As Priorat wines rose to popularity they were often accompanied by an unrestrained style that favored rich, extracted flavors, high alcohol, and plenty of new oak. But as consumer and critic tastes evolved over the next few decades, producers recruited more skilled winemakers and reigned in their techniques to create wines that show a better expression of the unique terroir.
Producer Profile – Terroir Al Limit
Among the of acclaimed producers in Priorat, perhaps none have stirred up as much attention as Terroir Al Limit, owned by Dominik Huber and Eben Sadie, who visited the area and fell in love with its potential. They take a detour from the traditional methods in the area, favoring biodynamic farming and opting for whole-cluster fermentation and extended maceration which allow a deeper breadth of flavor to emerge. They also use large oak vats and concrete foudres instead of fermenting in small oak barrels.
Huber chooses infusion and elegance over extraction and power to bring out the full expression of terroir rather than mask it with heavy oak influence.
We recently acquired some of their incredible wines, including the 2012 Terroir Al Limit L’Arbosser, which is made from 90-year-old Carignan vines farmed on a steep hillside. It spends 24 months in large oak vats and shows explosive aromatics, with black cherry, ripe raspberry, plum, and lavender flavors co-mingling with subtle smoky, herbal and mineral layers – a perfect example of the balance between big, muscular flavor, bright acidity, and savory minerality that make Priorat so special.
The rapid success of Terroir Al Limit hasn’t exactly been met with open arms in the region and in 2011 vandals broke into the winery in 2011, tipping over several vats and dumping bleach into their wine. Regardless of what some locals think of them, wine lovers from all over seem to love their wines, as do critics.
Thanks to a steady demand from consumers and ongoing praise from critics it’s unlikely we’ll see wines from Priorat fall out of favor.
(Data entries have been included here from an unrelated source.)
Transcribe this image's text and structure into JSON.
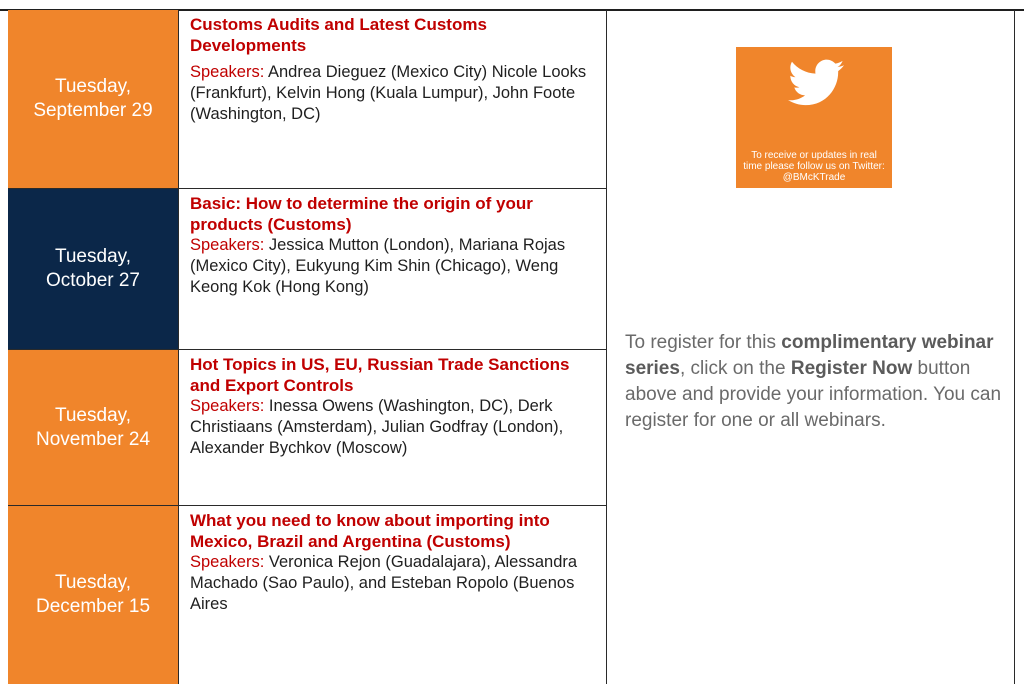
{
  "sessions": [
    {
      "date_line1": "Tuesday,",
      "date_line2": "September 29",
      "title": "Customs Audits and Latest Customs Developments",
      "speakers_label": "Speakers:",
      "speakers_text": " Andrea Dieguez (Mexico City) Nicole Looks (Frankfurt), Kelvin Hong (Kuala Lumpur), John Foote (Washington, DC)"
    },
    {
      "date_line1": "Tuesday,",
      "date_line2": "October 27",
      "title": "Basic: How to determine the origin of your products (Customs)",
      "speakers_label": "Speakers:",
      "speakers_text": " Jessica Mutton (London), Mariana Rojas (Mexico City), Eukyung Kim Shin (Chicago), Weng Keong Kok (Hong Kong)"
    },
    {
      "date_line1": "Tuesday,",
      "date_line2": "November 24",
      "title": "Hot Topics in US, EU, Russian Trade Sanctions and Export Controls",
      "speakers_label": "Speakers:",
      "speakers_text": "  Inessa Owens (Washington, DC), Derk Christiaans (Amsterdam), Julian Godfray (London), Alexander Bychkov (Moscow)"
    },
    {
      "date_line1": "Tuesday,",
      "date_line2": "December 15",
      "title": "What you need to know about importing into Mexico, Brazil and Argentina (Customs)",
      "speakers_label": "Speakers:",
      "speakers_text": " Veronica Rejon (Guadalajara), Alessandra Machado (Sao Paulo), and Esteban Ropolo (Buenos Aires"
    }
  ],
  "twitter": {
    "icon": "twitter-bird-icon",
    "text": "To receive or updates in real time please follow us on Twitter: @BMcKTrade"
  },
  "register": {
    "part1": "To register for this ",
    "bold1": "complimentary webinar series",
    "part2": ", click on the ",
    "bold2": "Register Now",
    "part3": " button above and provide your information. You can register for one or all webinars."
  },
  "colors": {
    "orange": "#f0852b",
    "navy": "#0b2749",
    "title_red": "#c00000"
  }
}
While the high prices are justified by the harsh terrain and intensive farming practice coupled with low yields and scarcity of production, the average consumer won’t be easily tempted to splurge on a Priorat wine…but it’s certainly worth it when you’re looking for something different on a special occasion.
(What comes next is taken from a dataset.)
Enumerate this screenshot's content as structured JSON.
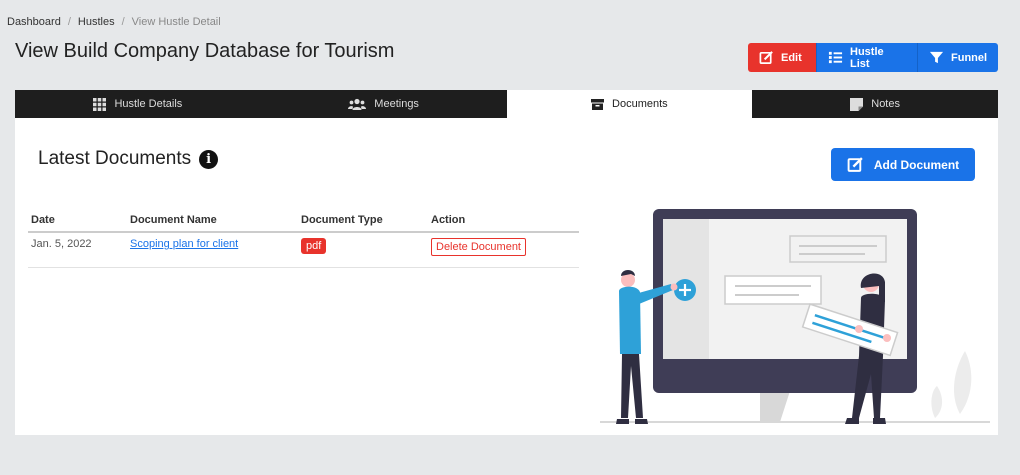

Latest posts by Mike Meisner (see all)
- What happens as wine ages - February 15, 2019
- How To Pair Wine With Pork (+4 Delicious Recipes) - October 19, 2018
- The world’s most elite wine groups (that you probably can’t join) - June 28, 2018